Gamma is a term that defines the dimensions of different spaces. So gamma defines different work spaces like sRGB, or RGB, CMYK, or my favorite RGB (Adobe). There are others. My Canon 7D is set to create RGB images. But net images are usually contained inside of an sRGB box. And each printer/paper combination has its own unique envelope that shapes colors that will be reproduced.
So... Color Management has to do with a series of moves from Camera envelope to monitor envelope to printer/paper envelope. I think of each of those envelopes as gammas. And they just don't overlap. No matter what, it's almost impossible to match a monitor image to final print.
The cheaper the monitor, the less likely that the process will be predictable. And even with the best monitors, if their screens aren't identically calibrated, both with themselves and standards for other gammas, then what you see you really won't get into a printer and onto its paper.
Three are so many variables here. It's terrifically complex and discouraging if you're printing test prints while changing values of the transmitting gamma.
Oh... and then there's viewing light. I replaced all of the lights in my studio so that they'd mimic daylight. Tungsten lights darken the dynamic range while shifting the perceived printed image toward red/magenta. I can now hold my print next to my monitor and actually compare the range of colors.
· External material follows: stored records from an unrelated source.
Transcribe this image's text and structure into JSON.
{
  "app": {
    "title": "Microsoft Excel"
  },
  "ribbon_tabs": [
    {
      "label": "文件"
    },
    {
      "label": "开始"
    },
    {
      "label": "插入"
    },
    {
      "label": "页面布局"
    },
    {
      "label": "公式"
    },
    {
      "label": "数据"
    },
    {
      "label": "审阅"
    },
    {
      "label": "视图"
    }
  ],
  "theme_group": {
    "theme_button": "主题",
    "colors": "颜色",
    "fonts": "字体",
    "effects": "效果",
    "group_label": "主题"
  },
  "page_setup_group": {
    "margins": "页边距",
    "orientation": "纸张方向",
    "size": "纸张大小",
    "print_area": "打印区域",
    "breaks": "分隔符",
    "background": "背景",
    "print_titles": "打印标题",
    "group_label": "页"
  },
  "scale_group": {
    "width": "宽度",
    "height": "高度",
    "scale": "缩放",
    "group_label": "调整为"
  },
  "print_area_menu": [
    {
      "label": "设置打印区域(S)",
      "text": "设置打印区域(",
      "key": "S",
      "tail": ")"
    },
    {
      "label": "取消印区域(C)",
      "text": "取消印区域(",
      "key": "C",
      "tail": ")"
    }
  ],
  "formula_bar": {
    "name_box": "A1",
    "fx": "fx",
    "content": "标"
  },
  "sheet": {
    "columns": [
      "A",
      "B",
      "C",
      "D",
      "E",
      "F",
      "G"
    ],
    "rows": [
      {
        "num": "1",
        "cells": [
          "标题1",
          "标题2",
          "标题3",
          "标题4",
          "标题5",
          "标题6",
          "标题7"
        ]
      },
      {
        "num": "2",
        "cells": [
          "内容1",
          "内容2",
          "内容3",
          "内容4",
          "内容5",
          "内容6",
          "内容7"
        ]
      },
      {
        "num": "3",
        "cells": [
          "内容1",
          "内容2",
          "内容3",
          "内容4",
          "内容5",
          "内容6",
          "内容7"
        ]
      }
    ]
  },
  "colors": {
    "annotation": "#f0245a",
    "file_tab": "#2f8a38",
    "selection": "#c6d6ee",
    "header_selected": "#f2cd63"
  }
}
I'm using the image above as my first level test. The palette is vivid but they fall within a narrow color range. I'm tweaking my computer/monitor combo and working to get the monitor's gamma as close to the Epson P-800/chosen paper gamma. I'm about 90% there.